Start of RECORDS SHOWN

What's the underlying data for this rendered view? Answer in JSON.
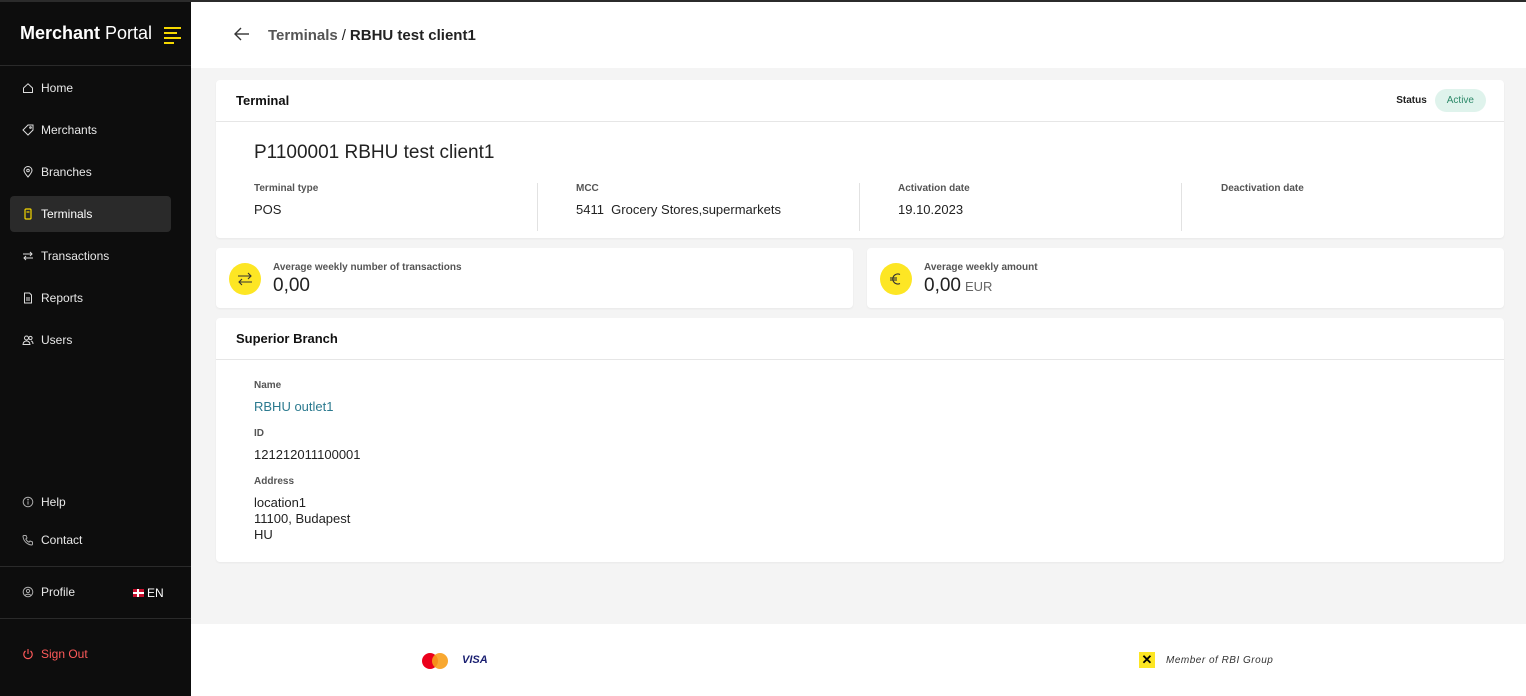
{
  "app": {
    "brand_bold": "Merchant",
    "brand_light": "Portal"
  },
  "sidebar": {
    "items": [
      {
        "label": "Home",
        "icon": "home-icon"
      },
      {
        "label": "Merchants",
        "icon": "tag-icon"
      },
      {
        "label": "Branches",
        "icon": "location-pin-icon"
      },
      {
        "label": "Terminals",
        "icon": "terminal-icon",
        "active": true
      },
      {
        "label": "Transactions",
        "icon": "arrows-exchange-icon"
      },
      {
        "label": "Reports",
        "icon": "document-icon"
      },
      {
        "label": "Users",
        "icon": "users-icon"
      }
    ],
    "help": "Help",
    "contact": "Contact",
    "profile": "Profile",
    "language": "EN",
    "sign_out": "Sign Out"
  },
  "header": {
    "breadcrumb_parent": "Terminals",
    "breadcrumb_sep": "/",
    "breadcrumb_current": "RBHU test client1"
  },
  "terminal_card": {
    "header": "Terminal",
    "status_label": "Status",
    "status_value": "Active",
    "title": "P1100001 RBHU test client1",
    "fields": [
      {
        "label": "Terminal type",
        "value": "POS"
      },
      {
        "label": "MCC",
        "value": "5411  Grocery Stores,supermarkets"
      },
      {
        "label": "Activation date",
        "value": "19.10.2023"
      },
      {
        "label": "Deactivation date",
        "value": ""
      }
    ]
  },
  "stats": {
    "transactions": {
      "label": "Average weekly number of transactions",
      "value": "0,00",
      "icon": "arrows-exchange-icon"
    },
    "amount": {
      "label": "Average weekly amount",
      "value": "0,00",
      "unit": "EUR",
      "icon": "euro-icon"
    }
  },
  "branch_card": {
    "header": "Superior Branch",
    "name_label": "Name",
    "name_value": "RBHU outlet1",
    "id_label": "ID",
    "id_value": "121212011100001",
    "address_label": "Address",
    "address_line1": "location1",
    "address_line2": "11100, Budapest",
    "address_line3": "HU"
  },
  "footer": {
    "card_brand_2": "VISA",
    "rbi_text": "Member of RBI Group"
  },
  "colors": {
    "accent": "#fde624",
    "sidebar_bg": "#0d0d0d",
    "status_bg": "#dff3ec",
    "status_fg": "#2e8a6a",
    "link": "#2b7a8f",
    "sign_out": "#ff5a5a"
  }
}
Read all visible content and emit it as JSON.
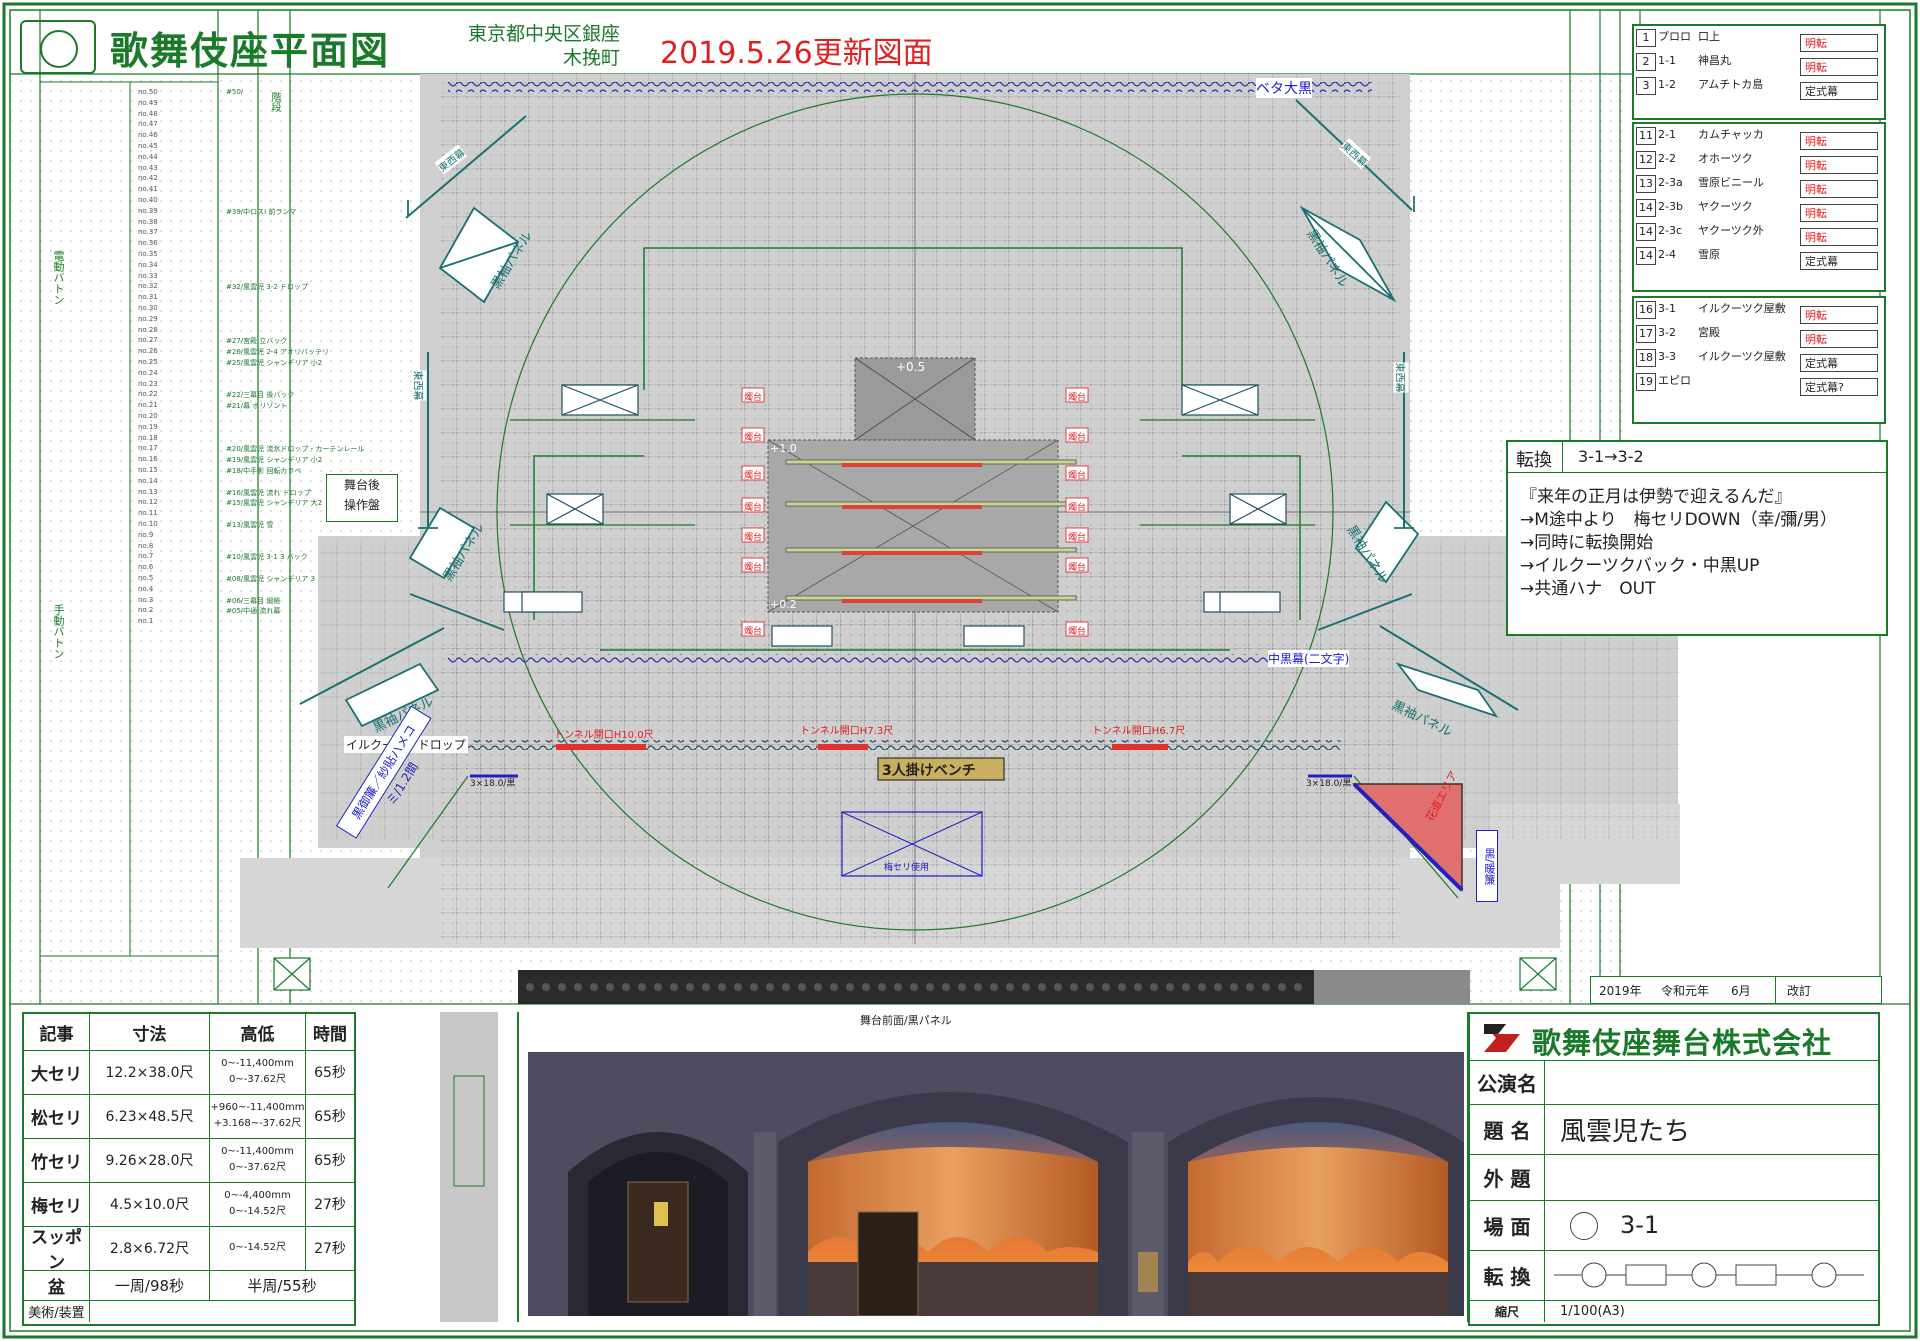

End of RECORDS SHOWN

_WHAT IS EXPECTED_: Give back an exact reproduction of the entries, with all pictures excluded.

_COMPLETED EXERCISE_:
What's the underlying data for this rendered view? Answer in JSON.
{
  "app": {
    "brand_bold": "Merchant",
    "brand_light": "Portal"
  },
  "sidebar": {
    "items": [
      {
        "label": "Home",
        "icon": "home-icon"
      },
      {
        "label": "Merchants",
        "icon": "tag-icon"
      },
      {
        "label": "Branches",
        "icon": "location-pin-icon"
      },
      {
        "label": "Terminals",
        "icon": "terminal-icon",
        "active": true
      },
      {
        "label": "Transactions",
        "icon": "arrows-exchange-icon"
      },
      {
        "label": "Reports",
        "icon": "document-icon"
      },
      {
        "label": "Users",
        "icon": "users-icon"
      }
    ],
    "help": "Help",
    "contact": "Contact",
    "profile": "Profile",
    "language": "EN",
    "sign_out": "Sign Out"
  },
  "header": {
    "breadcrumb_parent": "Terminals",
    "breadcrumb_sep": "/",
    "breadcrumb_current": "RBHU test client1"
  },
  "terminal_card": {
    "header": "Terminal",
    "status_label": "Status",
    "status_value": "Active",
    "title": "P1100001 RBHU test client1",
    "fields": [
      {
        "label": "Terminal type",
        "value": "POS"
      },
      {
        "label": "MCC",
        "value": "5411  Grocery Stores,supermarkets"
      },
      {
        "label": "Activation date",
        "value": "19.10.2023"
      },
      {
        "label": "Deactivation date",
        "value": ""
      }
    ]
  },
  "stats": {
    "transactions": {
      "label": "Average weekly number of transactions",
      "value": "0,00",
      "icon": "arrows-exchange-icon"
    },
    "amount": {
      "label": "Average weekly amount",
      "value": "0,00",
      "unit": "EUR",
      "icon": "euro-icon"
    }
  },
  "branch_card": {
    "header": "Superior Branch",
    "name_label": "Name",
    "name_value": "RBHU outlet1",
    "id_label": "ID",
    "id_value": "121212011100001",
    "address_label": "Address",
    "address_line1": "location1",
    "address_line2": "11100, Budapest",
    "address_line3": "HU"
  },
  "footer": {
    "card_brand_2": "VISA",
    "rbi_text": "Member of RBI Group"
  },
  "colors": {
    "accent": "#fde624",
    "sidebar_bg": "#0d0d0d",
    "status_bg": "#dff3ec",
    "status_fg": "#2e8a6a",
    "link": "#2b7a8f",
    "sign_out": "#ff5a5a"
  }
}
Read all visible content and emit it as JSON.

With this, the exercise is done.